* HOW TO COMPLETE THIS TASK *
Return all of the material, keeping each line exactly as it is.

Start of EXERCISE INPUTS

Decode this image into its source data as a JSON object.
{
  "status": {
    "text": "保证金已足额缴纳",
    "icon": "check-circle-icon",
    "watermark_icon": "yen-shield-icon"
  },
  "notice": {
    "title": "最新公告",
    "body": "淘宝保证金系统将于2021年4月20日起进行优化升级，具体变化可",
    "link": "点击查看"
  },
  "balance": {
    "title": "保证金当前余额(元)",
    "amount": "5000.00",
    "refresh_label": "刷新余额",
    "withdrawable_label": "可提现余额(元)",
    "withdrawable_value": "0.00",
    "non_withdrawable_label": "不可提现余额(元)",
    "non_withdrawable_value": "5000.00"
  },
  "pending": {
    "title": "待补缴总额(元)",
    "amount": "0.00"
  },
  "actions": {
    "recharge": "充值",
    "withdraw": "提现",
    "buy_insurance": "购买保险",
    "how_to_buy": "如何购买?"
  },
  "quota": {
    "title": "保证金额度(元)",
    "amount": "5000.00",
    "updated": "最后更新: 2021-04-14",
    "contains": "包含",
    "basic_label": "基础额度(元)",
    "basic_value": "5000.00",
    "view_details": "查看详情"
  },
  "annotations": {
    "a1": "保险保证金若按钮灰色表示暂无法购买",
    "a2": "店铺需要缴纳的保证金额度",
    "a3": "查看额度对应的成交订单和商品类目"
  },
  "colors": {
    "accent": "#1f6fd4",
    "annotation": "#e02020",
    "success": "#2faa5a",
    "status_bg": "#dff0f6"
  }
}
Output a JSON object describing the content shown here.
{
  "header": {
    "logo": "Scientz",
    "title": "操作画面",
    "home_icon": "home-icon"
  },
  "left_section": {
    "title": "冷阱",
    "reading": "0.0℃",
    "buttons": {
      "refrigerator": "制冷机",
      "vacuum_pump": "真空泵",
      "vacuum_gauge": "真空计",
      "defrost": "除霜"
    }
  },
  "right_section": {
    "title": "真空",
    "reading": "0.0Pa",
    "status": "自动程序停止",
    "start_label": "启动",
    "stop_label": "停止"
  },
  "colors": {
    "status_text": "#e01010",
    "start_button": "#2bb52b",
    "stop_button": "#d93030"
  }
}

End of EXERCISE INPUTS

* OUTPUT OF THE EXERCISE *
Decode this image into its source data as a JSON object.
{
  "status": {
    "text": "保证金已足额缴纳",
    "icon": "check-circle-icon",
    "watermark_icon": "yen-shield-icon"
  },
  "notice": {
    "title": "最新公告",
    "body": "淘宝保证金系统将于2021年4月20日起进行优化升级，具体变化可",
    "link": "点击查看"
  },
  "balance": {
    "title": "保证金当前余额(元)",
    "amount": "5000.00",
    "refresh_label": "刷新余额",
    "withdrawable_label": "可提现余额(元)",
    "withdrawable_value": "0.00",
    "non_withdrawable_label": "不可提现余额(元)",
    "non_withdrawable_value": "5000.00"
  },
  "pending": {
    "title": "待补缴总额(元)",
    "amount": "0.00"
  },
  "actions": {
    "recharge": "充值",
    "withdraw": "提现",
    "buy_insurance": "购买保险",
    "how_to_buy": "如何购买?"
  },
  "quota": {
    "title": "保证金额度(元)",
    "amount": "5000.00",
    "updated": "最后更新: 2021-04-14",
    "contains": "包含",
    "basic_label": "基础额度(元)",
    "basic_value": "5000.00",
    "view_details": "查看详情"
  },
  "annotations": {
    "a1": "保险保证金若按钮灰色表示暂无法购买",
    "a2": "店铺需要缴纳的保证金额度",
    "a3": "查看额度对应的成交订单和商品类目"
  },
  "colors": {
    "accent": "#1f6fd4",
    "annotation": "#e02020",
    "success": "#2faa5a",
    "status_bg": "#dff0f6"
  }
}
Output a JSON object describing the content shown here.
{
  "header": {
    "logo": "Scientz",
    "title": "操作画面",
    "home_icon": "home-icon"
  },
  "left_section": {
    "title": "冷阱",
    "reading": "0.0℃",
    "buttons": {
      "refrigerator": "制冷机",
      "vacuum_pump": "真空泵",
      "vacuum_gauge": "真空计",
      "defrost": "除霜"
    }
  },
  "right_section": {
    "title": "真空",
    "reading": "0.0Pa",
    "status": "自动程序停止",
    "start_label": "启动",
    "stop_label": "停止"
  },
  "colors": {
    "status_text": "#e01010",
    "start_button": "#2bb52b",
    "stop_button": "#d93030"
  }
}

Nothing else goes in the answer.